KING: Yeah.

DAVIS: But secondly, I mean the fact that he did clear the room for these conversations, the fact that he worded even treaties way that he did, it makes it seem like he was trying to bully or lean on him in a way that he clearly knew exactly what he was doing. And while he may not have known the details of the law or particularly what it takes to prove obstruction of justice versus just, you know, a political no-no, he knew in some way that it was inappropriate. Or if you believe Jim Comey's account, you have to imagine that that's the case. And for Republicans, I don't think it helps them either way frankly.

KING: Right. Well, the private incoming from Republicans is not good from yesterday for the president. They thought that, number one, that Comey was credible, that what he said was damming. Number two, they don't think much of the White House political and legal strategy firing back at us yet.

SHEAR: And think about how aggressive Republicans can be and have been. Like, for example, on panels where they were investigating Benghazi and Susan Rice and administration officials came forward. Think of the intensity of the -- of their -- and they didn't, you know, display any of that. They were much kind of --

KING: I was -- not one of them said to Comey, I don't believe you. Not one of them said to Comey, you know, I don't think you're telling the truth.

BACKON: Right.

[12:50:02] DAVIS: Senator Burr concluded the hearing saying that, you know, thank you for telling it like it is, which essentially was -- he obviously thinks that that was true.

KING: The Republican chair who you could argue owes his job to Donald Trump winning the last election of all the people in that room. All right, we're waiting again for -- we're waiting for the president. He will speak at 2:45 in the Rose Garden with the president of Romania.

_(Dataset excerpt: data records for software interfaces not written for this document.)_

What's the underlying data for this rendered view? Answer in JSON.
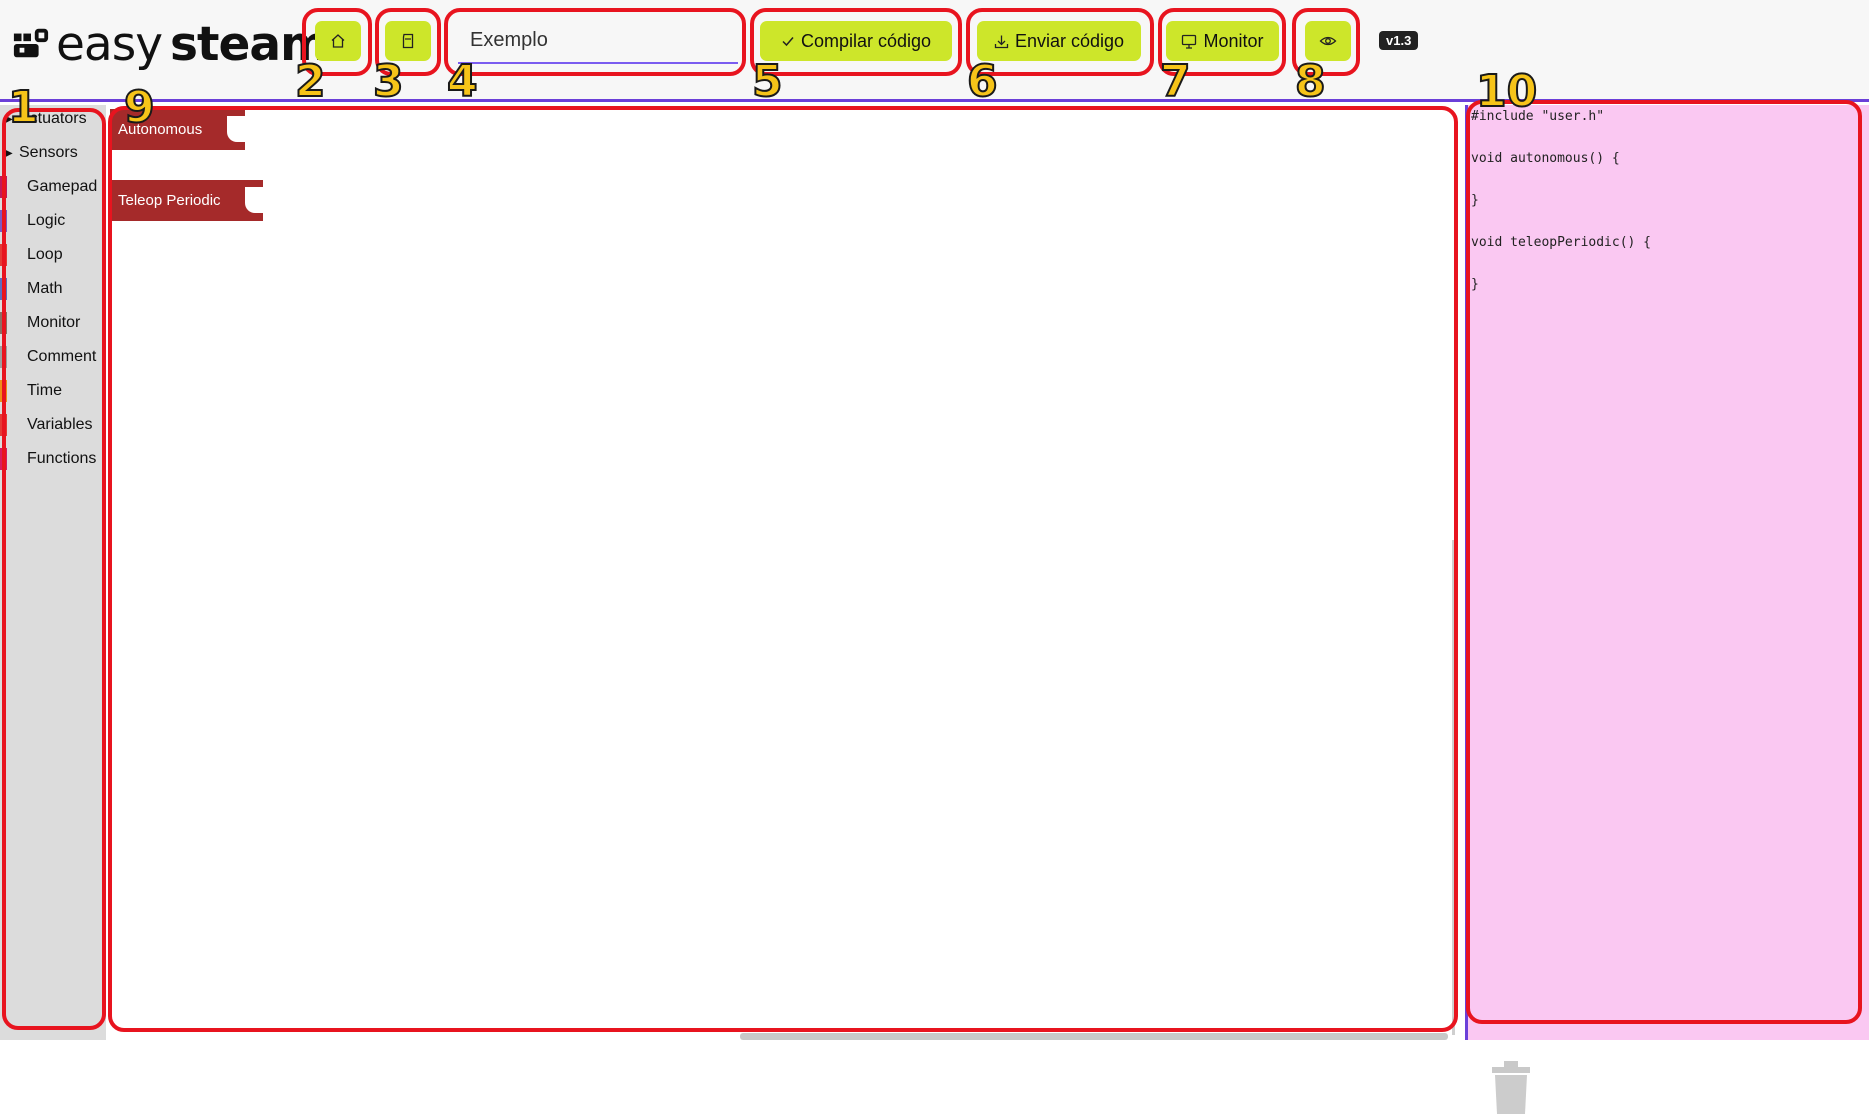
{
  "app": {
    "logo_easy": "easy",
    "logo_steam": "steam",
    "version": "v1.3"
  },
  "header": {
    "home_icon": "home-icon",
    "save_icon": "sd-card-icon",
    "project_name": "Exemplo",
    "compile_label": "Compilar código",
    "compile_icon": "check-icon",
    "upload_label": "Enviar código",
    "upload_icon": "download-icon",
    "monitor_label": "Monitor",
    "monitor_icon": "monitor-icon",
    "view_icon": "eye-icon",
    "accent_color": "#cde62a"
  },
  "toolbox": {
    "items": [
      {
        "label": "Actuators",
        "expandable": true,
        "color": ""
      },
      {
        "label": "Sensors",
        "expandable": true,
        "color": ""
      },
      {
        "label": "Gamepad",
        "expandable": false,
        "color": "#c2185b"
      },
      {
        "label": "Logic",
        "expandable": false,
        "color": "#7e57c2"
      },
      {
        "label": "Loop",
        "expandable": false,
        "color": "#e53935"
      },
      {
        "label": "Math",
        "expandable": false,
        "color": "#5c6bc0"
      },
      {
        "label": "Monitor",
        "expandable": false,
        "color": "#8d6e63"
      },
      {
        "label": "Comment",
        "expandable": false,
        "color": "#9e9e9e"
      },
      {
        "label": "Time",
        "expandable": false,
        "color": "#ef8c1a"
      },
      {
        "label": "Variables",
        "expandable": false,
        "color": "#e53935"
      },
      {
        "label": "Functions",
        "expandable": false,
        "color": "#d81b60"
      }
    ]
  },
  "workspace": {
    "blocks": [
      {
        "label": "Autonomous",
        "color": "#a52a2a"
      },
      {
        "label": "Teleop Periodic",
        "color": "#a52a2a"
      }
    ],
    "trash_icon": "trash-icon"
  },
  "code": {
    "lines": [
      "#include \"user.h\"",
      "",
      "void autonomous() {",
      "",
      "}",
      "",
      "void teleopPeriodic() {",
      "",
      "}"
    ],
    "background": "#fac8f2"
  },
  "annotations": [
    "1",
    "2",
    "3",
    "4",
    "5",
    "6",
    "7",
    "8",
    "9",
    "10"
  ]
}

Two questions from the American press corp, we are told. It will be interesting to see, a, who the president calls on, and b, what he says. I'm certain at least one of those will be about James Comey. Now, we're also promising you an event at the State Department. That one has not happened yet. We'll keep an eye on that as we go.

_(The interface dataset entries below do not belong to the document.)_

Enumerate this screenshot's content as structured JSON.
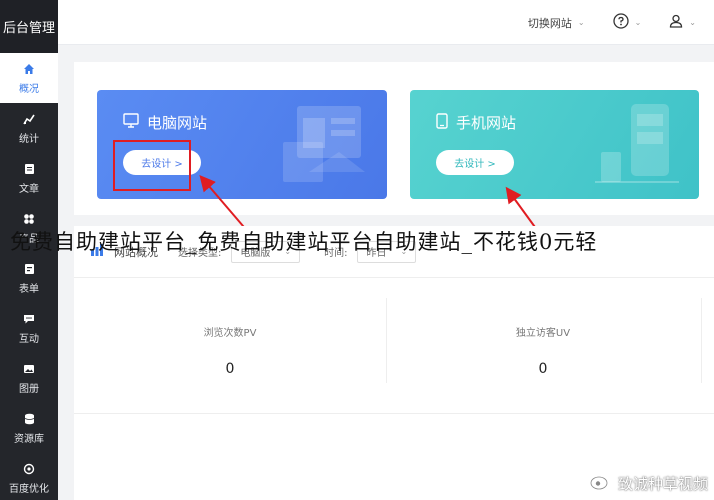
{
  "sidebar": {
    "logo": "后台管理",
    "items": [
      {
        "label": "概况",
        "icon": "home-icon"
      },
      {
        "label": "统计",
        "icon": "stats-icon"
      },
      {
        "label": "文章",
        "icon": "article-icon"
      },
      {
        "label": "产品",
        "icon": "product-icon"
      },
      {
        "label": "表单",
        "icon": "form-icon"
      },
      {
        "label": "互动",
        "icon": "chat-icon"
      },
      {
        "label": "图册",
        "icon": "gallery-icon"
      },
      {
        "label": "资源库",
        "icon": "database-icon"
      },
      {
        "label": "百度优化",
        "icon": "seo-icon"
      }
    ]
  },
  "header": {
    "switch_site": "切换网站"
  },
  "cards": {
    "pc": {
      "title": "电脑网站",
      "button": "去设计 >"
    },
    "mobile": {
      "title": "手机网站",
      "button": "去设计 >"
    }
  },
  "stats": {
    "title": "网站概况",
    "type_label": "选择类型:",
    "type_value": "电脑版",
    "time_label": "时间:",
    "time_value": "昨日",
    "metrics": [
      {
        "label": "浏览次数PV",
        "value": "0"
      },
      {
        "label": "独立访客UV",
        "value": "0"
      }
    ]
  },
  "overlay": {
    "text": "免费自助建站平台_免费自助建站平台自助建站_不花钱0元轻"
  },
  "watermark": {
    "text": "致诚种草视频"
  },
  "colors": {
    "accent": "#3b7be8",
    "pc_card": "#5a8cf3",
    "mobile_card": "#46c8cc",
    "annotation": "#e01d22"
  }
}
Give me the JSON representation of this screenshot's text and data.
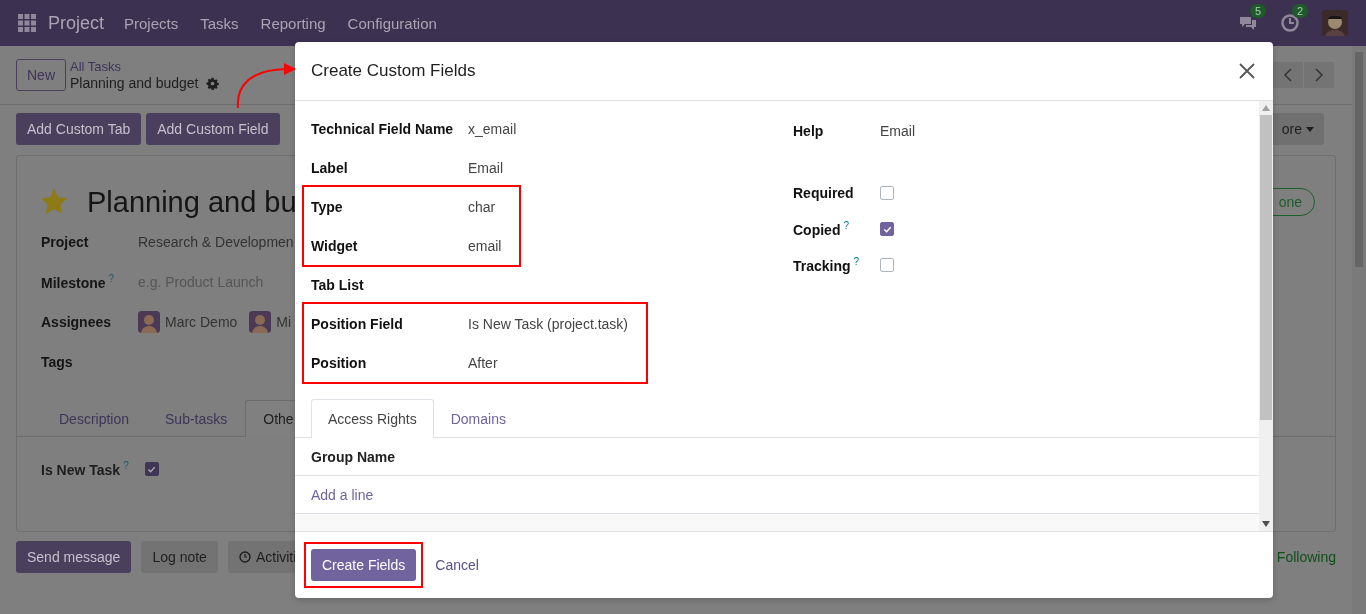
{
  "navbar": {
    "app_name": "Project",
    "menu": [
      "Projects",
      "Tasks",
      "Reporting",
      "Configuration"
    ],
    "messages_count": "5",
    "activities_count": "2"
  },
  "control_panel": {
    "new_button": "New",
    "breadcrumb_parent": "All Tasks",
    "breadcrumb_current": "Planning and budget"
  },
  "action_buttons": [
    "Add Custom Tab",
    "Add Custom Field"
  ],
  "more_button": "ore",
  "task": {
    "starred": true,
    "title": "Planning and bu",
    "stage": "one",
    "fields": [
      {
        "label": "Project",
        "kind": "text",
        "value": "Research & Developmen"
      },
      {
        "label": "Milestone",
        "help": "?",
        "kind": "placeholder",
        "placeholder": "e.g. Product Launch"
      },
      {
        "label": "Assignees",
        "kind": "avatars",
        "people": [
          "Marc Demo",
          "Mi"
        ]
      },
      {
        "label": "Tags",
        "kind": "empty"
      }
    ],
    "tabs": [
      {
        "label": "Description",
        "selected": false
      },
      {
        "label": "Sub-tasks",
        "selected": false
      },
      {
        "label": "Othe",
        "selected": true
      }
    ],
    "tab_fields": [
      {
        "label": "Is New Task",
        "help": "?",
        "checked": true
      }
    ]
  },
  "chatter": {
    "buttons": [
      {
        "label": "Send message",
        "kind": "primary"
      },
      {
        "label": "Log note",
        "kind": "secondary"
      },
      {
        "label": "Activiti",
        "kind": "activity"
      }
    ],
    "follow": "Following"
  },
  "dialog": {
    "title": "Create Custom Fields",
    "field_groups": [
      {
        "highlighted": false,
        "fields": [
          {
            "label": "Technical Field Name",
            "value": "x_email"
          },
          {
            "label": "Label",
            "value": "Email"
          }
        ]
      },
      {
        "highlighted": true,
        "fields": [
          {
            "label": "Type",
            "value": "char"
          },
          {
            "label": "Widget",
            "value": "email"
          }
        ]
      },
      {
        "highlighted": false,
        "fields": [
          {
            "label": "Tab List"
          }
        ]
      },
      {
        "highlighted": true,
        "fields": [
          {
            "label": "Position Field",
            "value": "Is New Task (project.task)"
          },
          {
            "label": "Position",
            "value": "After"
          }
        ]
      }
    ],
    "side_fields": [
      {
        "label": "Help",
        "kind": "text",
        "value": "Email"
      },
      {
        "label": "Required",
        "kind": "checkbox",
        "checked": false
      },
      {
        "label": "Copied",
        "kind": "checkbox",
        "help": "?",
        "checked": true
      },
      {
        "label": "Tracking",
        "kind": "checkbox",
        "help": "?",
        "checked": false
      }
    ],
    "tabs": [
      {
        "label": "Access Rights",
        "selected": true
      },
      {
        "label": "Domains",
        "selected": false
      }
    ],
    "table": {
      "columns": [
        "Group Name"
      ],
      "add_line": "Add a line"
    },
    "footer": [
      {
        "label": "Create Fields",
        "kind": "primary",
        "highlighted": true
      },
      {
        "label": "Cancel",
        "kind": "link",
        "highlighted": false
      }
    ]
  },
  "annotation_arrow": true
}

Thanks for joining us in Inside Politics. Wolf Blitzer in the chair after a quick break.


KING: As we noted earlier, the president of the United States due in the Rose Garden today with the president of Romania. Two questions for each side, so we expect the president will get asked about James Comey's blockbuster testimony to the United States Congress. And what do we expect from the president in the sense that he clearly, if you look at his tweet today, question Comey's integrity, suggest that he may have lied under oath to Congress, also said he was vindicated. [12:55:08] That's a public statement from the president, just as much evidentiary value in an investigation as any of his words. What can the president say? What do we expect him to say? Do we have any idea because he's Donald Trump?

TALEV: I mean, he didn't do a news conference during that nine-day foreign trip. He's now obviously ready to make a statement or they wouldn't be doing a news conference. It's Romania and I get it, Romania is a NATO ally. They've got a missile defense shield, that it can make a statement about Russia.

But nevertheless, there were a lot of reasons to talk during that foreign trip. The president wants to make his message clear. The question is, will it be entirely negative about Comey if asked, or will he also have a positive or healing or united or I'm all for an investigation of what's real message to the public?

BACON: Vindication, I think that word will be used if and the -- also the idea that Comey said, I'm not an investigation. I'm pretty sure he'll say about those things.

KING: Again, just stay right here at CNN. We'll have that event for you at 2:45 p.m. scheduled in the Rose Garden.

Thanks for joining us in Inside Politics. This time I mean it, Wolf Blitzer in the chair after a quick break.


WOLD BLITZER, CNN ANCHOR: Hello, I'm Wolf Blitzer. It's 1 p.m. here in Washington, 6 p.m. in London. Thanks very much for joining us.

We're just an hour or so away from hearing from President Trump about to take questions from the news media for the first time --